On the other hand, by refusing to go in to the party, the elder son sins against the fourth commandment, which requires him to honor his father. When his father graciously comes out to remonstrate with him, the elder son berates the old man for his goodness saying, "You have rewarded this son of yours who has not only wasted his share of the family fortune, but by living with prostitutes has risked the family blood line." Along with this offensive language, he dishonors both his father and his brother by refusing to take part in the celebration. Thus he has broken the legal code of the time just as much as the younger son, but in his own way.

This parable is obviously intended to subvert one of the favorite themes in the Old Testament--namely, that of the chosen and the rejected. Because of the older son's misconduct toward the father, the hearers are expecting the story of Jacob and Esau to be repeated. Jacob, the younger son, was chosen by God while Esau, the elder son, to whom the inheritance legally belonged, was rejected. The expectation is that the elder son in the story is also going to be rejected, and the hearers, who would have identified by now with the younger son, can rejoice along with him in being God's specially chosen people.

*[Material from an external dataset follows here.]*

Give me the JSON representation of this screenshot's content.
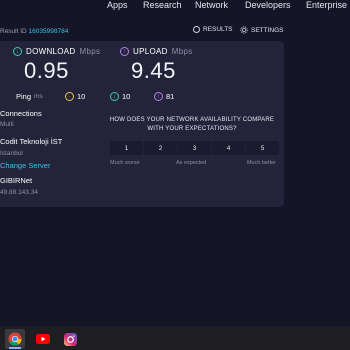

The conduct of the father, however, effectively destroys the idea of Israel as the chosen people. Instead of rejecting the elder son for his disrespect, the father affirms, "You are always with me. Everything I have is yours." The elder son thus is assured of his share of the inheritance in spite of his misconduct. Just as the younger son is received back into the family in spite of dissipating his father's livelihood, so the elder son, who has just broken the fourth commandment by his insolent disrespect, is restored to favor. The father thus disregards the offenses of both sons. He puts completely aside his personal honor and the legal code. He shows himself equally disinterested in the immorality of his younger son and in the offensive self-righteousness that is the preoccupation of his elder son. Apparently the requirements of the Mosaic law are of no great importance to him. His conduct upstages both the misconduct of the younger son and the insistence on legal rights of the elder. The kingdom of God, it would seem from this parable, is not primarily concerned with conventional morality or legalities. The father acts, according to the accepted standards of that society, as a bad father. However, as Scott puts it, he turns out to be a very good mother. Clearly this father unites in himself the qualities of both mother and father. The father in this parable represents the abba whom Jesus reveals as the God of infinite concern and love for all his children--that is, for the whole human family.

What emerges as the primary concern of the father in this parable? It is to unite his two sons: to bring them together in love. Both are guilty of serious failings and he wants to forgive them both. This father's chief concern is not justice but mercy. The father communicates unconditional love to his two sons so that they in turn may show mercy to each other. According to Jesus, his heavenly Father is not especially interested in legal codes and in conventional morality. He seeks the unity of the human family, the removal of divisions and barriers, and the triumph of compassion by manifesting the maternal values symbolized in that culture by nourishment and overflowing affection.

The parable must have left the Jewish audience with their mouths open in astonishment. What they thought was their major claim to God's protection and love, his free election of them as his chosen people, is profoundly undermined by this parable. The fact is that everyone is chosen. This includes both public sinners, who know that they have offended God, and the self-righteous who deny their complicity in sin. This father forgives both but commands them to live together in peace and common concern--the kind of concern that the Father has shown in sending his Son into the world as the sign of his forgiveness of everything and everyone.

source: http://www.centeringprayer.com/kingdom/kingdom03.htm


No comments:

Monastery of the Holy Martyrs - Orthodox Monastery, Syriac Orthodox

 Have you stopped the monastery's new web site?  Come on by and visit, either on line or in person.  I love meeting new folks and make n...